[Start of Attachment]

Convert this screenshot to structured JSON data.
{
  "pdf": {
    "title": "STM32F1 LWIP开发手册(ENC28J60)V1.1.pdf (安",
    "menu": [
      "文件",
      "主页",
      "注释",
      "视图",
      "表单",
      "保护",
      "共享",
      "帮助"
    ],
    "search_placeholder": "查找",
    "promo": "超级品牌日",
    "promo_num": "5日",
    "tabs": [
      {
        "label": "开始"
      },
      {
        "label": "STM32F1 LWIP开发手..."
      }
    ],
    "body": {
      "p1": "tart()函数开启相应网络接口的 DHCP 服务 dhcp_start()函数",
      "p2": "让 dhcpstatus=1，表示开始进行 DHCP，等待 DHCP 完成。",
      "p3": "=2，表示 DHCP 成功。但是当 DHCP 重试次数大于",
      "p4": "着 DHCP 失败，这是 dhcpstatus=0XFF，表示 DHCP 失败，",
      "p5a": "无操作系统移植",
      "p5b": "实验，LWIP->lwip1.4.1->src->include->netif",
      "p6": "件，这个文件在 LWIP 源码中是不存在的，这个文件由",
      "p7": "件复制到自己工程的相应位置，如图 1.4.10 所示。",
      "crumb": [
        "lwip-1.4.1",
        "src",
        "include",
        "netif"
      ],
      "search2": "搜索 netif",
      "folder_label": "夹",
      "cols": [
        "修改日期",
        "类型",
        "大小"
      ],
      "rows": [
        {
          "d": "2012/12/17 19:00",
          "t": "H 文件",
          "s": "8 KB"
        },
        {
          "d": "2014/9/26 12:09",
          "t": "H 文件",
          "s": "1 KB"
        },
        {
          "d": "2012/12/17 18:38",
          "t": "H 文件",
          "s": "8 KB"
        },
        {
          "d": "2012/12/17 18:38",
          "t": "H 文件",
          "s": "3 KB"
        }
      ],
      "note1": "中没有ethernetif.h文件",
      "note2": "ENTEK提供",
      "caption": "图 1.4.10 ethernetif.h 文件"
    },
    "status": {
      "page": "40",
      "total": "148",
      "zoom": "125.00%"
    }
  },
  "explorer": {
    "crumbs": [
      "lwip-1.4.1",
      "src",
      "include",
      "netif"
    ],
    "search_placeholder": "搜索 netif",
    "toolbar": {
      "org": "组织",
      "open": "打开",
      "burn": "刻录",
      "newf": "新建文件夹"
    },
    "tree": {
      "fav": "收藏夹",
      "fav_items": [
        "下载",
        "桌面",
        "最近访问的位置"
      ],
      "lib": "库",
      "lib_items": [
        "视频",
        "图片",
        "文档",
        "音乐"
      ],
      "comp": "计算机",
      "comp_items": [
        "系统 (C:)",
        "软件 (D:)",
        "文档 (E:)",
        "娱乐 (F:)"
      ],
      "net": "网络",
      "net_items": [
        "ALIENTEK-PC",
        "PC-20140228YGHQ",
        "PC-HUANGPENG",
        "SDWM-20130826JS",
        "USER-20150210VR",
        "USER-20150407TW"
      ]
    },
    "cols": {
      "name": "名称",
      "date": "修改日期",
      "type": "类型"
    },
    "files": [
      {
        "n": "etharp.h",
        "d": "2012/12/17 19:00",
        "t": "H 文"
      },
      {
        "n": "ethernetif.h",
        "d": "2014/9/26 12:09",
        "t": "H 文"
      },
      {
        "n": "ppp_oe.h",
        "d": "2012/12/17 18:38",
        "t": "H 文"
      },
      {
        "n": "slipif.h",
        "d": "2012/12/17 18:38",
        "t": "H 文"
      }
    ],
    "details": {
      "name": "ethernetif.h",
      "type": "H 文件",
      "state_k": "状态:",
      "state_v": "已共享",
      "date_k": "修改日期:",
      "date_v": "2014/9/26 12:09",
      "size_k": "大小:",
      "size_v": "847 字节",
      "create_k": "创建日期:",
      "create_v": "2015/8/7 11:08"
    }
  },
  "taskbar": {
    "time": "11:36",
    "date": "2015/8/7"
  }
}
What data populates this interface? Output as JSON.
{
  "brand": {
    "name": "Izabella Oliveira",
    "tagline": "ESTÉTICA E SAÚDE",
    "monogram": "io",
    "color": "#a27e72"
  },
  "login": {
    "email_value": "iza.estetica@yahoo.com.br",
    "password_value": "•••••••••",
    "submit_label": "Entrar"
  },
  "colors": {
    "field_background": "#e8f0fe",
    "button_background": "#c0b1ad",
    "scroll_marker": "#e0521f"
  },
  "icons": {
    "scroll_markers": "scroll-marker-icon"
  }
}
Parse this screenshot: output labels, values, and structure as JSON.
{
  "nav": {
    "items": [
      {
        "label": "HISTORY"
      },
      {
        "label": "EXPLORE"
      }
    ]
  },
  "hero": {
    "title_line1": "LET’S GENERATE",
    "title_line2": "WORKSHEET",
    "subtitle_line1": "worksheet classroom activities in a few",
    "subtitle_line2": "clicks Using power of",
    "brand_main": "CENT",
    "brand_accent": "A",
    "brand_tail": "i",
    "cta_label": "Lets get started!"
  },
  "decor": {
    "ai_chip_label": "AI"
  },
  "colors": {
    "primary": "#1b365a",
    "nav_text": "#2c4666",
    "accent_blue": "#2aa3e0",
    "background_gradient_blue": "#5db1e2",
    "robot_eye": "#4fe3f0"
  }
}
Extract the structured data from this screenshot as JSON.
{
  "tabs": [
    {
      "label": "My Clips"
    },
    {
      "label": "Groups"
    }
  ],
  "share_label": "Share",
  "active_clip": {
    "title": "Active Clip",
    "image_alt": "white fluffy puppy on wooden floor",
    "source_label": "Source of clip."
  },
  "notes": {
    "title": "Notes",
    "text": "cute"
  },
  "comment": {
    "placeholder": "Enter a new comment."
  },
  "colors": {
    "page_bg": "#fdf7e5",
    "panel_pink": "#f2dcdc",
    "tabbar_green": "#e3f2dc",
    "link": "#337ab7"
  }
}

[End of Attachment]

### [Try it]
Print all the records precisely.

### [Answer space]
Convert this screenshot to structured JSON data.
{
  "pdf": {
    "title": "STM32F1 LWIP开发手册(ENC28J60)V1.1.pdf (安",
    "menu": [
      "文件",
      "主页",
      "注释",
      "视图",
      "表单",
      "保护",
      "共享",
      "帮助"
    ],
    "search_placeholder": "查找",
    "promo": "超级品牌日",
    "promo_num": "5日",
    "tabs": [
      {
        "label": "开始"
      },
      {
        "label": "STM32F1 LWIP开发手..."
      }
    ],
    "body": {
      "p1": "tart()函数开启相应网络接口的 DHCP 服务 dhcp_start()函数",
      "p2": "让 dhcpstatus=1，表示开始进行 DHCP，等待 DHCP 完成。",
      "p3": "=2，表示 DHCP 成功。但是当 DHCP 重试次数大于",
      "p4": "着 DHCP 失败，这是 dhcpstatus=0XFF，表示 DHCP 失败，",
      "p5a": "无操作系统移植",
      "p5b": "实验，LWIP->lwip1.4.1->src->include->netif",
      "p6": "件，这个文件在 LWIP 源码中是不存在的，这个文件由",
      "p7": "件复制到自己工程的相应位置，如图 1.4.10 所示。",
      "crumb": [
        "lwip-1.4.1",
        "src",
        "include",
        "netif"
      ],
      "search2": "搜索 netif",
      "folder_label": "夹",
      "cols": [
        "修改日期",
        "类型",
        "大小"
      ],
      "rows": [
        {
          "d": "2012/12/17 19:00",
          "t": "H 文件",
          "s": "8 KB"
        },
        {
          "d": "2014/9/26 12:09",
          "t": "H 文件",
          "s": "1 KB"
        },
        {
          "d": "2012/12/17 18:38",
          "t": "H 文件",
          "s": "8 KB"
        },
        {
          "d": "2012/12/17 18:38",
          "t": "H 文件",
          "s": "3 KB"
        }
      ],
      "note1": "中没有ethernetif.h文件",
      "note2": "ENTEK提供",
      "caption": "图 1.4.10 ethernetif.h 文件"
    },
    "status": {
      "page": "40",
      "total": "148",
      "zoom": "125.00%"
    }
  },
  "explorer": {
    "crumbs": [
      "lwip-1.4.1",
      "src",
      "include",
      "netif"
    ],
    "search_placeholder": "搜索 netif",
    "toolbar": {
      "org": "组织",
      "open": "打开",
      "burn": "刻录",
      "newf": "新建文件夹"
    },
    "tree": {
      "fav": "收藏夹",
      "fav_items": [
        "下载",
        "桌面",
        "最近访问的位置"
      ],
      "lib": "库",
      "lib_items": [
        "视频",
        "图片",
        "文档",
        "音乐"
      ],
      "comp": "计算机",
      "comp_items": [
        "系统 (C:)",
        "软件 (D:)",
        "文档 (E:)",
        "娱乐 (F:)"
      ],
      "net": "网络",
      "net_items": [
        "ALIENTEK-PC",
        "PC-20140228YGHQ",
        "PC-HUANGPENG",
        "SDWM-20130826JS",
        "USER-20150210VR",
        "USER-20150407TW"
      ]
    },
    "cols": {
      "name": "名称",
      "date": "修改日期",
      "type": "类型"
    },
    "files": [
      {
        "n": "etharp.h",
        "d": "2012/12/17 19:00",
        "t": "H 文"
      },
      {
        "n": "ethernetif.h",
        "d": "2014/9/26 12:09",
        "t": "H 文"
      },
      {
        "n": "ppp_oe.h",
        "d": "2012/12/17 18:38",
        "t": "H 文"
      },
      {
        "n": "slipif.h",
        "d": "2012/12/17 18:38",
        "t": "H 文"
      }
    ],
    "details": {
      "name": "ethernetif.h",
      "type": "H 文件",
      "state_k": "状态:",
      "state_v": "已共享",
      "date_k": "修改日期:",
      "date_v": "2014/9/26 12:09",
      "size_k": "大小:",
      "size_v": "847 字节",
      "create_k": "创建日期:",
      "create_v": "2015/8/7 11:08"
    }
  },
  "taskbar": {
    "time": "11:36",
    "date": "2015/8/7"
  }
}
What data populates this interface? Output as JSON.
{
  "brand": {
    "name": "Izabella Oliveira",
    "tagline": "ESTÉTICA E SAÚDE",
    "monogram": "io",
    "color": "#a27e72"
  },
  "login": {
    "email_value": "iza.estetica@yahoo.com.br",
    "password_value": "•••••••••",
    "submit_label": "Entrar"
  },
  "colors": {
    "field_background": "#e8f0fe",
    "button_background": "#c0b1ad",
    "scroll_marker": "#e0521f"
  },
  "icons": {
    "scroll_markers": "scroll-marker-icon"
  }
}
Parse this screenshot: output labels, values, and structure as JSON.
{
  "nav": {
    "items": [
      {
        "label": "HISTORY"
      },
      {
        "label": "EXPLORE"
      }
    ]
  },
  "hero": {
    "title_line1": "LET’S GENERATE",
    "title_line2": "WORKSHEET",
    "subtitle_line1": "worksheet classroom activities in a few",
    "subtitle_line2": "clicks Using power of",
    "brand_main": "CENT",
    "brand_accent": "A",
    "brand_tail": "i",
    "cta_label": "Lets get started!"
  },
  "decor": {
    "ai_chip_label": "AI"
  },
  "colors": {
    "primary": "#1b365a",
    "nav_text": "#2c4666",
    "accent_blue": "#2aa3e0",
    "background_gradient_blue": "#5db1e2",
    "robot_eye": "#4fe3f0"
  }
}
Extract the structured data from this screenshot as JSON.
{
  "tabs": [
    {
      "label": "My Clips"
    },
    {
      "label": "Groups"
    }
  ],
  "share_label": "Share",
  "active_clip": {
    "title": "Active Clip",
    "image_alt": "white fluffy puppy on wooden floor",
    "source_label": "Source of clip."
  },
  "notes": {
    "title": "Notes",
    "text": "cute"
  },
  "comment": {
    "placeholder": "Enter a new comment."
  },
  "colors": {
    "page_bg": "#fdf7e5",
    "panel_pink": "#f2dcdc",
    "tabbar_green": "#e3f2dc",
    "link": "#337ab7"
  }
}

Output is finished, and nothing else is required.